The task>
Which of the lines below hold "name"? Please return each one.

START Supplied entries

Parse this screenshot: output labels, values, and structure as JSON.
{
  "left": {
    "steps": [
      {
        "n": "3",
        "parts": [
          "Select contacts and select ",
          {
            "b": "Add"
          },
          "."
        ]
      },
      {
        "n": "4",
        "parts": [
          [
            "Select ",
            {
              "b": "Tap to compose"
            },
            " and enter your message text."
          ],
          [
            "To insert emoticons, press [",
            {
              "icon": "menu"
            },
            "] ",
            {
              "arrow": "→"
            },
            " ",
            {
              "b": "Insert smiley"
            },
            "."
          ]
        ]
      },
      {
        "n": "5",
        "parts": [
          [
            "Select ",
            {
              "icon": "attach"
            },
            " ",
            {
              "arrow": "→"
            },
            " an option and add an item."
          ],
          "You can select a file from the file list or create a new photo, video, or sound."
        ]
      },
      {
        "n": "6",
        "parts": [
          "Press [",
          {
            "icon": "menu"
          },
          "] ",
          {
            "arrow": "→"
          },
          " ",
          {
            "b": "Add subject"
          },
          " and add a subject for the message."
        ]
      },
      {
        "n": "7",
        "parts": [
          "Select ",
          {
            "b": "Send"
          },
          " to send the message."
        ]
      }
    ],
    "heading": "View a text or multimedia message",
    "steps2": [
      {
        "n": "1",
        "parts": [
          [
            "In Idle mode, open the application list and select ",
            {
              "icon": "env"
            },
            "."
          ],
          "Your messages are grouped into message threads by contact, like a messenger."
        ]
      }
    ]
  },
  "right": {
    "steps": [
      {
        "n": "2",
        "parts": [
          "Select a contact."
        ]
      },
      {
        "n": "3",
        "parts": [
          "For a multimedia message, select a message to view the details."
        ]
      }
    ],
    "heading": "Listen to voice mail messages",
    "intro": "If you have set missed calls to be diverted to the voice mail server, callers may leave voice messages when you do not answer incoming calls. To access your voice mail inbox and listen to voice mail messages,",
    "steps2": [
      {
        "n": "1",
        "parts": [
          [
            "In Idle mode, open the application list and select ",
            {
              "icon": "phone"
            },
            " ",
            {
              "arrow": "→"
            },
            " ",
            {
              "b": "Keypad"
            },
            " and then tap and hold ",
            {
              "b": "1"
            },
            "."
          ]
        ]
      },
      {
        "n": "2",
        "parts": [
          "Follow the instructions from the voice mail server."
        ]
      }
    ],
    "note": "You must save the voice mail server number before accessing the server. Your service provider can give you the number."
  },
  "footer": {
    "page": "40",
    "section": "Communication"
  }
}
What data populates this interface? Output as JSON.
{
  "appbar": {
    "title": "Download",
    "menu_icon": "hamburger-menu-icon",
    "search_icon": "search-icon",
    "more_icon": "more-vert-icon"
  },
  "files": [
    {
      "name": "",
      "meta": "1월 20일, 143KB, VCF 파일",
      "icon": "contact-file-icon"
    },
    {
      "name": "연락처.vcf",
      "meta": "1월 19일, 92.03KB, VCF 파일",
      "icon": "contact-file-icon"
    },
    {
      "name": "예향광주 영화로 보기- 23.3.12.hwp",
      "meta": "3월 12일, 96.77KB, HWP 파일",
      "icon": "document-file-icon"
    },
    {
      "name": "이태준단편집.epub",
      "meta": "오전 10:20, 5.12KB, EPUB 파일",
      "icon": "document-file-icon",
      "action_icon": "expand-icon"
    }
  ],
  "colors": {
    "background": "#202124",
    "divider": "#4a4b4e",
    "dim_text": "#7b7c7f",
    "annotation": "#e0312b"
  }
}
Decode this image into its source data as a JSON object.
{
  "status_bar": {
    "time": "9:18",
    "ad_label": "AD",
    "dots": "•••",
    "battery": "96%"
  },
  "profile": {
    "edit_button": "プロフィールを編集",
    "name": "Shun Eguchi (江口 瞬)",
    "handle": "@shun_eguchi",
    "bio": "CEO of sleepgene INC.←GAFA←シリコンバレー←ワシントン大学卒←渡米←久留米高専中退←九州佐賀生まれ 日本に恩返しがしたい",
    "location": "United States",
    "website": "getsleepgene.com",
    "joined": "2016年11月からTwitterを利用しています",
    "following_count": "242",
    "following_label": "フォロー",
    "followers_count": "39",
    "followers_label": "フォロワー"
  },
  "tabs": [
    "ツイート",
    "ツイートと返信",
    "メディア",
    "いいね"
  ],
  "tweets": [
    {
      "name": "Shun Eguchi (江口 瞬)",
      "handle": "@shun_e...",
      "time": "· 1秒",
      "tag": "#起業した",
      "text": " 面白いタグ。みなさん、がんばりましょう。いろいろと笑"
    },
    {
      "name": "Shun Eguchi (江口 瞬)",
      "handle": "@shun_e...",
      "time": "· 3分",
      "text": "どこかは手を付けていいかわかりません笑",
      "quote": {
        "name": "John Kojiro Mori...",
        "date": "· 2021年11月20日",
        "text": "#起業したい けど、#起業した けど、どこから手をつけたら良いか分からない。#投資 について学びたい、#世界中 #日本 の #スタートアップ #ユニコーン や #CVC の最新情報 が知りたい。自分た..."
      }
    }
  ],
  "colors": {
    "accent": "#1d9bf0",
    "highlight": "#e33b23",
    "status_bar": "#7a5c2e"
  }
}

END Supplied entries

Solution below>
      "name": "",
      "name": "연락처.vcf",
      "name": "예향광주 영화로 보기- 23.3.12.hwp",
      "name": "이태준단편집.epub",
    "name": "Shun Eguchi (江口 瞬)",
      "name": "Shun Eguchi (江口 瞬)",
      "name": "Shun Eguchi (江口 瞬)",
        "name": "John Kojiro Mori...",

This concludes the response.